  5. Plan experiments to minimize external exposure by reducing exposure time, using shielding and increasing your distance from the radiation source.  Reduce internal and external radiation dose by monitoring the worker and the work area after each use of radioactive material, then promptly cleaning up any contamination discovered.  Use the smallest amount of radioisotope possible to minimize radiation dose and radioactive waste.  
  6. Keep an accurate inventory of radioactive material, including records of all receipts, transfers & disposal.  Perform and record regular lab surveys.
  7. Provide for safe disposal of radioactive waste by following institutional Waste Handling & Disposal Procedures.  Avoid generating mixed waste (combinations of radioactive, biological, and chemical waste). Note that lab staff may not pour measurable quantities of radioactive material down the drain.
  8. If there is a question regarding any aspect of the radiation safety program or radioactive material use, contact Radiation Safety.
  9. Disposable gloves, lab coats, and safety glasses are the minimum PPE [Personal Protective Equipment] required when handling radioactive material.  Remove & discard potentially contaminated PPE prior to leaving the area where radioactive material is used.
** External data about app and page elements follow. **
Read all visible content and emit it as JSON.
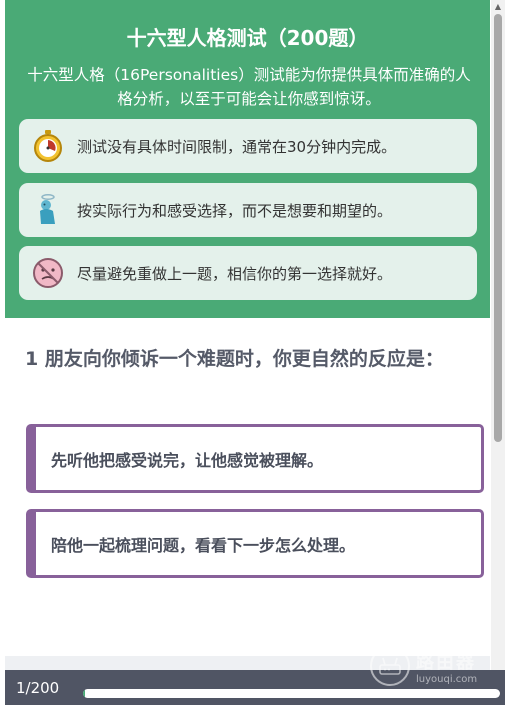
{
  "header": {
    "title": "十六型人格测试（200题）",
    "description": "十六型人格（16Personalities）测试能为你提供具体而准确的人格分析，以至于可能会让你感到惊讶。"
  },
  "tips": [
    {
      "icon": "stopwatch-icon",
      "text": "测试没有具体时间限制，通常在30分钟内完成。"
    },
    {
      "icon": "angel-figure-icon",
      "text": "按实际行为和感受选择，而不是想要和期望的。"
    },
    {
      "icon": "no-face-icon",
      "text": "尽量避免重做上一题，相信你的第一选择就好。"
    }
  ],
  "question": {
    "number": "1",
    "text": "朋友向你倾诉一个难题时，你更自然的反应是：",
    "options": [
      {
        "label": "先听他把感受说完，让他感觉被理解。"
      },
      {
        "label": "陪他一起梳理问题，看看下一步怎么处理。"
      }
    ]
  },
  "progress": {
    "label": "1/200",
    "fraction": 0.005
  },
  "watermark": {
    "name": "路由器",
    "url": "luyouqi.com"
  },
  "colors": {
    "header_green": "#4aaa76",
    "tip_bg": "#e4f1eb",
    "option_border": "#88619a",
    "progress_bg": "#505564"
  }
}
Always wear radiation dosimetry monitoring badges [body & ring] whenever handling 64Cu
  10. Clearly outline radioactive material use areas with tape bearing the legend "radioactive".  Cover lab bench tops where radioactive material will be handled with plastic-backed absorbent paper; change this covering periodically and whenever it's contaminated.  Alternatively cover benches with thick plastic sheeting (i.e., painter’s drop cloth), periodically wipe it clean and replace it if torn.
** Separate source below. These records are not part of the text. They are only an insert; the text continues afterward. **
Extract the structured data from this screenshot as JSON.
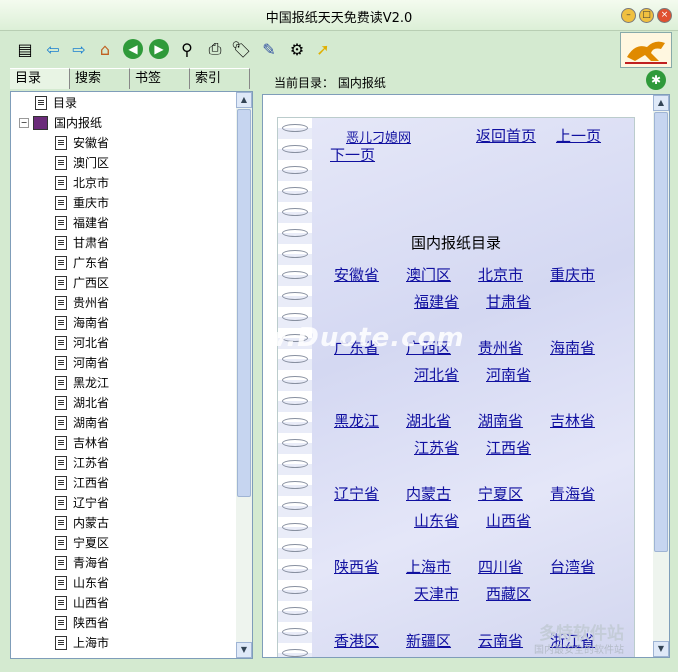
{
  "window": {
    "title": "中国报纸天天免费读V2.0"
  },
  "toolbar_icons": [
    "toc-icon",
    "back-arrow-icon",
    "forward-arrow-icon",
    "home-icon",
    "nav-back-icon",
    "nav-forward-icon",
    "find-icon",
    "print-icon",
    "bookmark-icon",
    "tools-icon",
    "settings-icon",
    "pointer-icon"
  ],
  "tabs": [
    "目录",
    "搜索",
    "书签",
    "索引"
  ],
  "tree": {
    "root": "目录",
    "folder": "国内报纸",
    "items": [
      "安徽省",
      "澳门区",
      "北京市",
      "重庆市",
      "福建省",
      "甘肃省",
      "广东省",
      "广西区",
      "贵州省",
      "海南省",
      "河北省",
      "河南省",
      "黑龙江",
      "湖北省",
      "湖南省",
      "吉林省",
      "江苏省",
      "江西省",
      "辽宁省",
      "内蒙古",
      "宁夏区",
      "青海省",
      "山东省",
      "山西省",
      "陕西省",
      "上海市"
    ]
  },
  "path": {
    "label": "当前目录： 国内报纸"
  },
  "page": {
    "nav": {
      "site": "恶儿刁媳网",
      "home": "返回首页",
      "prev": "上一页",
      "next": "下一页"
    },
    "heading": "国内报纸目录",
    "groups": [
      {
        "row1": [
          "安徽省",
          "澳门区",
          "北京市",
          "重庆市"
        ],
        "row2": [
          "福建省",
          "甘肃省"
        ]
      },
      {
        "row1": [
          "广东省",
          "广西区",
          "贵州省",
          "海南省"
        ],
        "row2": [
          "河北省",
          "河南省"
        ]
      },
      {
        "row1": [
          "黑龙江",
          "湖北省",
          "湖南省",
          "吉林省"
        ],
        "row2": [
          "江苏省",
          "江西省"
        ]
      },
      {
        "row1": [
          "辽宁省",
          "内蒙古",
          "宁夏区",
          "青海省"
        ],
        "row2": [
          "山东省",
          "山西省"
        ]
      },
      {
        "row1": [
          "陕西省",
          "上海市",
          "四川省",
          "台湾省"
        ],
        "row2": [
          "天津市",
          "西藏区"
        ]
      },
      {
        "row1": [
          "香港区",
          "新疆区",
          "云南省",
          "浙江省"
        ],
        "row2": []
      }
    ]
  },
  "watermark": {
    "text": "www.Duote.com",
    "brand": "多特软件站",
    "caption": "国内最安全的软件站"
  }
}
  11. Label each unattended radioactive material container with the radioactive symbol, isotope, activity, and, except for waste.Place containers too small for such labels in larger labeled containers.  
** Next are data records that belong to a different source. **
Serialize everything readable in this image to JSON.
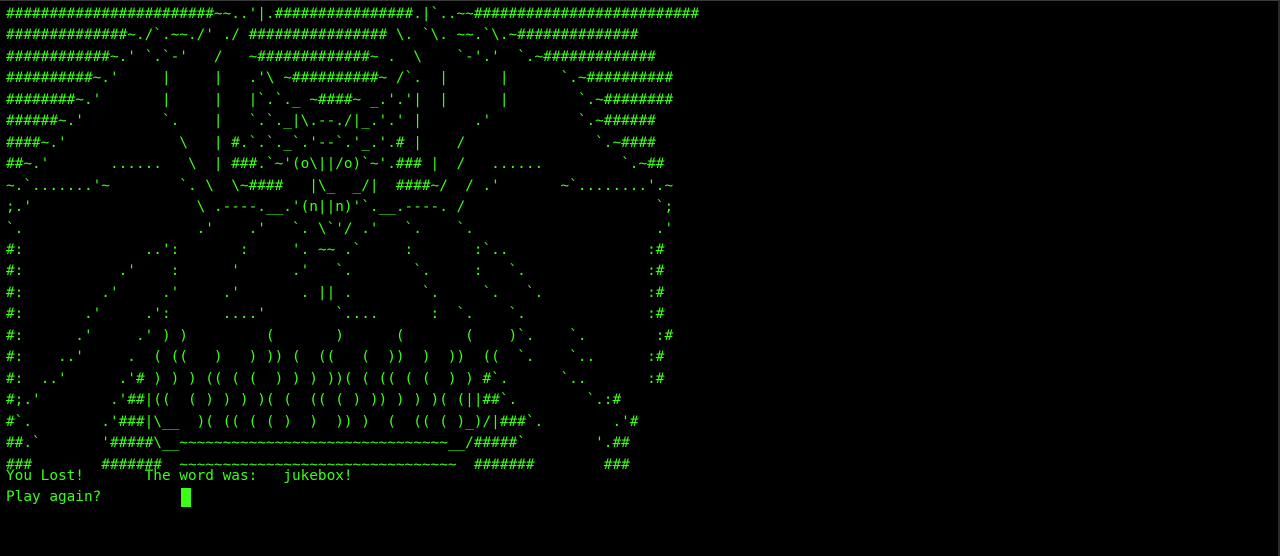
{
  "terminal": {
    "fg_color": "#39ff14",
    "bg_color": "#000000",
    "ascii_art": [
      "########################~~..'|.################.|`..~~##########################",
      "##############~./`.~~./' ./ ################ \\. `\\. ~~.`\\.~##############",
      "############~.' `.`-'   /   ~#############~ .  \\    `-'.'  `.~#############",
      "##########~.'     |     |   .'\\ ~##########~ /`.  |      |      `.~##########",
      "########~.'       |     |   |`.`._ ~####~ _.'.'|  |      |        `.~########",
      "######~.'         `.    |   `.`._|\\.--./|_.'.' |      .'          `.~######",
      "####~.'             \\   | #.`.`._`.'--`.'_.'.# |    /               `.~####",
      "##~.'       ......   \\  | ###.`~'(o\\||/o)`~'.### |  /   ......         `.~##",
      "~.`.......'~        `. \\  \\~####   |\\_  _/|  ####~/  / .'       ~`........'.~",
      ";.'                   \\ .----.__.'(n||n)'`.__.----. /                      `;",
      "`.                    .'    .'   `. \\`'/ .'   `.    `.                     .'",
      "#:              ..':       :     '. ~~ .`     :       :`..                :#",
      "#:           .'    :      '      .'   `.       `.     :   `.              :#",
      "#:         .'     .'     .'       . || .        `.     `.   `.            :#",
      "#:       .'     .':      ....'        `....      :  `.    `.              :#",
      "#:      .'     .' ) )         (       )      (       (    )`.    `.        :#",
      "#:    ..'     .  ( ((   )   ) )) (  ((   (  ))  )  ))  ((  `.    `..      :#",
      "#:  ..'      .'# ) ) ) (( ( (  ) ) ) ))( ( (( ( (  ) ) #`.      `..       :#",
      "#;.'        .'##|((  ( ) ) ) )( (  (( ( ) )) ) ) )( (||##`.        `.:#",
      "#`.        .'###|\\__  )( (( ( ( )  )  )) )  (  (( ( )_)/|###`.        .'#",
      "##.`       '#####\\__~~~~~~~~~~~~~~~~~~~~~~~~~~~~~~~__/#####`        '.##",
      "###        #######  ~~~~~~~~~~~~~~~~~~~~~~~~~~~~~~~~  #######        ###"
    ],
    "status": {
      "lost_text": "You Lost!",
      "word_label": "The word was:",
      "word": "jukebox!"
    },
    "prompt_text": "Play again?"
  }
}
  12. Handle radioactive solutions in trays large enough to contain the material in the event of a spill.
  13. Never eat, drink, smoke, handle contact lenses, apply cosmetics, or take/apply medicine in the lab; keep food, drinks, cosmetics, etc. out of the lab entirely.  Do not pipette by mouth.  
  14. Never store [human] food and beverage in refrigerators/freezers used for storing radioisotopes.
  15. Prevent skin contact with skin-absorbable solvents containing radioactive material.
  16. Fume hoods and biological safety cabinets for use with non-airborne radioactive material must be approved (through the protocol) and must be labeled "Caution Radioactive Material".
  17. Use sealed containers and appropriate secondary containment to carry radioactive material between rooms.